▸ WORK REQUEST
Your answer must be every line of the data that contains "name".

▸ Data records

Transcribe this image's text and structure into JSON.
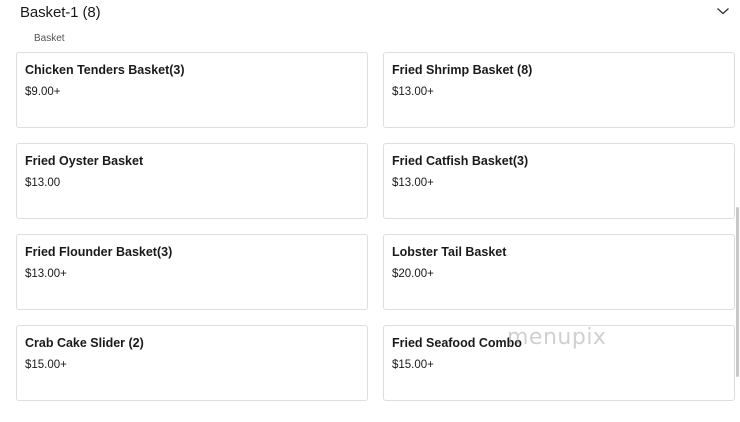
{
  "section": {
    "title": "Basket-1 (8)",
    "subtitle": "Basket",
    "toggle_icon": "chevron-down-icon"
  },
  "items": [
    {
      "name": "Chicken Tenders Basket(3)",
      "price": "$9.00+"
    },
    {
      "name": "Fried Shrimp Basket (8)",
      "price": "$13.00+"
    },
    {
      "name": "Fried Oyster Basket",
      "price": "$13.00"
    },
    {
      "name": "Fried Catfish Basket(3)",
      "price": "$13.00+"
    },
    {
      "name": "Fried Flounder Basket(3)",
      "price": "$13.00+"
    },
    {
      "name": "Lobster Tail Basket",
      "price": "$20.00+"
    },
    {
      "name": "Crab Cake Slider (2)",
      "price": "$15.00+"
    },
    {
      "name": "Fried Seafood Combo",
      "price": "$15.00+"
    }
  ],
  "watermark": "menupix"
}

▸ ANSWER BOX
      "name": "Chicken Tenders Basket(3)",
      "name": "Fried Shrimp Basket (8)",
      "name": "Fried Oyster Basket",
      "name": "Fried Catfish Basket(3)",
      "name": "Fried Flounder Basket(3)",
      "name": "Lobster Tail Basket",
      "name": "Crab Cake Slider (2)",
      "name": "Fried Seafood Combo",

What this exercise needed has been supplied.